This is one for you art lovers out there. My roommate from my USC days recently took part in the special pre-demolition reception for former inmates of the Honeycombs. He will remain nameless for now — all I will say is that he was an art major, and that is him at the bottom of the above image.
As you see him, he has just restored a graffiti work from his early Gonzo-minimalist period — or restored it as well as he could, working in a hurried fashion before the university authorities could notice he had slipped away from the group.
By the way, my roommate was the responsible one in our duo — he kept his side of the room spotless, with all his art supplies neatly stacked and categorized, his clothes put away in the closet. He was the one with the short, conservative hair. I think he even used to make his bed.
My side looked like a waste dump, featuring pots with week-old food cooked on with my contraband hotplate, sloppily-hung posters and dirty clothes.

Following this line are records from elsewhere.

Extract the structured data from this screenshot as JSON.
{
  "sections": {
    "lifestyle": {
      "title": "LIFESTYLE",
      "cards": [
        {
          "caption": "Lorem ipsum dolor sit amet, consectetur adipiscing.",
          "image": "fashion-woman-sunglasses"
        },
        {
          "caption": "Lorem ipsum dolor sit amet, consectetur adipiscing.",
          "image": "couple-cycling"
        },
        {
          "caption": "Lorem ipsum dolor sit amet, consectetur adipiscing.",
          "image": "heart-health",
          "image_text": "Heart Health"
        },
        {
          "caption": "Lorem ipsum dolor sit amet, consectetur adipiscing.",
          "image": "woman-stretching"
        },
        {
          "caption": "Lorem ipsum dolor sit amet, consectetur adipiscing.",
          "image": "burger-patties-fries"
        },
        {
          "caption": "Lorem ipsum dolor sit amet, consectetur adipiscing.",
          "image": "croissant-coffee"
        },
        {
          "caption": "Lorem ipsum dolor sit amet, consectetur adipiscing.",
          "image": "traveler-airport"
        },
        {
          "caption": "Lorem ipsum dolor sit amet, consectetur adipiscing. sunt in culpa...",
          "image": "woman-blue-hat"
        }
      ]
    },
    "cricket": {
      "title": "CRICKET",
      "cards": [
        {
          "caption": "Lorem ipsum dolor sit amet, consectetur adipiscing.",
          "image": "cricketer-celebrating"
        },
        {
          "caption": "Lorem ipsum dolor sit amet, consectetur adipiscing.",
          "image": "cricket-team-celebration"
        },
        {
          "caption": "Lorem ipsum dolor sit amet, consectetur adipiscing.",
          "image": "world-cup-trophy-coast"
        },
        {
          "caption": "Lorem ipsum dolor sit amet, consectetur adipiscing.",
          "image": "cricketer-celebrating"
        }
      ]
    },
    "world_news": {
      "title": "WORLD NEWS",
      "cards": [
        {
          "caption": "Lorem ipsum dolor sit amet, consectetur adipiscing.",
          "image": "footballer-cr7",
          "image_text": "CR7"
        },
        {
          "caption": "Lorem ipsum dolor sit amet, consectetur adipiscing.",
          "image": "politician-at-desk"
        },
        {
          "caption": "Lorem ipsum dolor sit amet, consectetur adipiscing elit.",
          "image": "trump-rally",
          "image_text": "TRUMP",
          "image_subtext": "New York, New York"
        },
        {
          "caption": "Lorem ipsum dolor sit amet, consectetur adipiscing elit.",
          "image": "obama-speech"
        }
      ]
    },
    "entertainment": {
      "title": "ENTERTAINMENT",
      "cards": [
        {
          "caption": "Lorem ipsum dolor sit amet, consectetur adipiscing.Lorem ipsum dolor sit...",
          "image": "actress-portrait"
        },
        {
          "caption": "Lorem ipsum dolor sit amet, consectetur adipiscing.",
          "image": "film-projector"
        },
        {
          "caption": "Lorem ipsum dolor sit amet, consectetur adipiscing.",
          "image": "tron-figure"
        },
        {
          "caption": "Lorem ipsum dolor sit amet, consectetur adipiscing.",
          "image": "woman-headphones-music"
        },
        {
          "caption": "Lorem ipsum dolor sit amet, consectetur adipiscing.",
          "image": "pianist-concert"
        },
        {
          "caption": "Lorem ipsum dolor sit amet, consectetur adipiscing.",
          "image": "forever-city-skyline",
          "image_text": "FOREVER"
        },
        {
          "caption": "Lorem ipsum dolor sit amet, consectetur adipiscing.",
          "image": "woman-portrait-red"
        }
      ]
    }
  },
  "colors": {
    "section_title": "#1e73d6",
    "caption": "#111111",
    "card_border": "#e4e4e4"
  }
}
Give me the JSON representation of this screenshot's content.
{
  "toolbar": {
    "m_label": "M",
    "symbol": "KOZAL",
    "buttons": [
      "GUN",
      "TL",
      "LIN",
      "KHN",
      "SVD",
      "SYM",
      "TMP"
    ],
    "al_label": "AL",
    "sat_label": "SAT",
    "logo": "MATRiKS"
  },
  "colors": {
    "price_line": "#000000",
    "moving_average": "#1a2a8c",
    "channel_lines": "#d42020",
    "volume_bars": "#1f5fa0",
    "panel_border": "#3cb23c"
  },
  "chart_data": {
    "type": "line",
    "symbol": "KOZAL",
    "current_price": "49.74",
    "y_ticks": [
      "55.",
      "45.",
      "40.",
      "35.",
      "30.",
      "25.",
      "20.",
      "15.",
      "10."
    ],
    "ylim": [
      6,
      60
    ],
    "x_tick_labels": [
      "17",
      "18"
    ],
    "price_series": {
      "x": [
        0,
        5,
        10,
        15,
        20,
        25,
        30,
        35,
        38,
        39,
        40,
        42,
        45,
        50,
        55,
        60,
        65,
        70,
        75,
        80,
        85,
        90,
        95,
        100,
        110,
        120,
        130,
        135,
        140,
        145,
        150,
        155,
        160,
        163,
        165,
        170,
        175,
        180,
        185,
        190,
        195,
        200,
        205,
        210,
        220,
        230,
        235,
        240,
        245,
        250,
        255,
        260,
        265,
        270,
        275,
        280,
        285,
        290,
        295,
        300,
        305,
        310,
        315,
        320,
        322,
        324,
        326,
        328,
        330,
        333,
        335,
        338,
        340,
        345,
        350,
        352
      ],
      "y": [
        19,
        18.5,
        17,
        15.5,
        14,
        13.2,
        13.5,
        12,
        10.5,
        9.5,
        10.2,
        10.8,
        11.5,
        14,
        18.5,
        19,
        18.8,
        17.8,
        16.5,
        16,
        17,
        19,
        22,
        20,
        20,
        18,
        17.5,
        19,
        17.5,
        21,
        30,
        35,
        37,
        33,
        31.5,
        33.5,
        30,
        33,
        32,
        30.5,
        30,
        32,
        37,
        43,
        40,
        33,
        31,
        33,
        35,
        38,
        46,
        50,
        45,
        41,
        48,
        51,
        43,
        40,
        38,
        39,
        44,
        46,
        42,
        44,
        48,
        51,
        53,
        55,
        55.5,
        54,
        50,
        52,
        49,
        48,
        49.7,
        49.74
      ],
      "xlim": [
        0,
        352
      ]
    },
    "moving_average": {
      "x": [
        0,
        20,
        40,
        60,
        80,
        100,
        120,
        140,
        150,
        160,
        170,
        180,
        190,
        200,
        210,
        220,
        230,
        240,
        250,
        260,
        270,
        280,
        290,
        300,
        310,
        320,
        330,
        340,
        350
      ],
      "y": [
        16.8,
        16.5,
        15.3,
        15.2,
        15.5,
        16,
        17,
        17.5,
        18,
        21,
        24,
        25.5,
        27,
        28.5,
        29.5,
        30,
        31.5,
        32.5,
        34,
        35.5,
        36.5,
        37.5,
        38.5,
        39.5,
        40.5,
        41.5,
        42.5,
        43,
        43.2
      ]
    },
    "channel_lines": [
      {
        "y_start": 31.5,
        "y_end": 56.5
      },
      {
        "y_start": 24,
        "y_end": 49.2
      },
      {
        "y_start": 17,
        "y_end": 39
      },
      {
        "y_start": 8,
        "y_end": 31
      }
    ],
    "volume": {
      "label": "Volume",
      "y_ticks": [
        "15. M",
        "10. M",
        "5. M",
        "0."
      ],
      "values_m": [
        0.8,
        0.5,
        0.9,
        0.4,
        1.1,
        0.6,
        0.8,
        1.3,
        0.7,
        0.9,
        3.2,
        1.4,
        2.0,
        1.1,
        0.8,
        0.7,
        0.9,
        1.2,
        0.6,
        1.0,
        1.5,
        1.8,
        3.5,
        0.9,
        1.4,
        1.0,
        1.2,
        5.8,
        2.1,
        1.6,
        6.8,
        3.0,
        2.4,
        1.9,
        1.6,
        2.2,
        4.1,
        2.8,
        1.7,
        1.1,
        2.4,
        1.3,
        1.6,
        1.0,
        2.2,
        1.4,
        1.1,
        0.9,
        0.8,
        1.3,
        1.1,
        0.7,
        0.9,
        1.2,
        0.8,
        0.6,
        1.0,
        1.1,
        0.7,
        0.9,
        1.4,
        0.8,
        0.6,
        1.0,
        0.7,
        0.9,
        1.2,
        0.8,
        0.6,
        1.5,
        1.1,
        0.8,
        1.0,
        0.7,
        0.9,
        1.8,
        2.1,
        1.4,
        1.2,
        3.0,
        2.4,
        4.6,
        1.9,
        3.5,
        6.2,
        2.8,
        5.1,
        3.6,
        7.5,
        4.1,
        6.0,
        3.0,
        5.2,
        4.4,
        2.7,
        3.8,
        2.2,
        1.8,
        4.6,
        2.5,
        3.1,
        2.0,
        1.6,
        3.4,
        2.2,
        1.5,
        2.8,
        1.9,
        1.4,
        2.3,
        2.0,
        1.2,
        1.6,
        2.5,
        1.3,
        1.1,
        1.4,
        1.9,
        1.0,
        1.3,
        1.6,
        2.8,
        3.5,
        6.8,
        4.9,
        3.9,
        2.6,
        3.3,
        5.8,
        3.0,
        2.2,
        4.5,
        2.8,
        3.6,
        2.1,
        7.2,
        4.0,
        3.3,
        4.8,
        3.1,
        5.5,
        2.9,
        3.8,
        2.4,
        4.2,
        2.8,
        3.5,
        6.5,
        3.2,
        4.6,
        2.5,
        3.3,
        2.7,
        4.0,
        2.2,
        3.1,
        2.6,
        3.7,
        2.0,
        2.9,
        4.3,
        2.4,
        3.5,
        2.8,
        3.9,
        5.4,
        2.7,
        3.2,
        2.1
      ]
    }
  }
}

The finishing touch was my mountain of State newspapers, not one of which I ever tossed, constantly spilling over to his side, and earning me the sobriquet "Ratso Rizzo" (we had both seen "Midnight Cowboy" over at the Russell House). He still calls me that, even though I’ve cut my hair and shaved.
Connoisseurs of early-1970s, 4th-floor Snowden culture will recognize the above hastily-penned reproduction as only dimly evocative of the original, once-thought-to-be-immortal work that was scratched deeply into the paint that coated the concrete-block wall. It was located over the elevator immediately across from our room, and was still there when I took my bride by there on our honeymoon three years later. I was proud to play the docent and explain to her the history behind this treasure. She was suitably impressed, I think — she was speechless.
Unfortunately, the original was lost to a later renovation of the building — probably about the time they put those sissy dividers in to make separate shower stalls in the floor’s one bathroom.
But all is not lost! My roommate and I are planning a guerrilla revisit to the site in the next few days, and hope to restore the original to its rightful place, so that the building’s boisterous spirits will lie at rest when the Big Crash comes. If you would like to help in bringing about this once-in-a-lifetime testament to the (adolescent) human spirit, your cash gifts can be sent to this blog.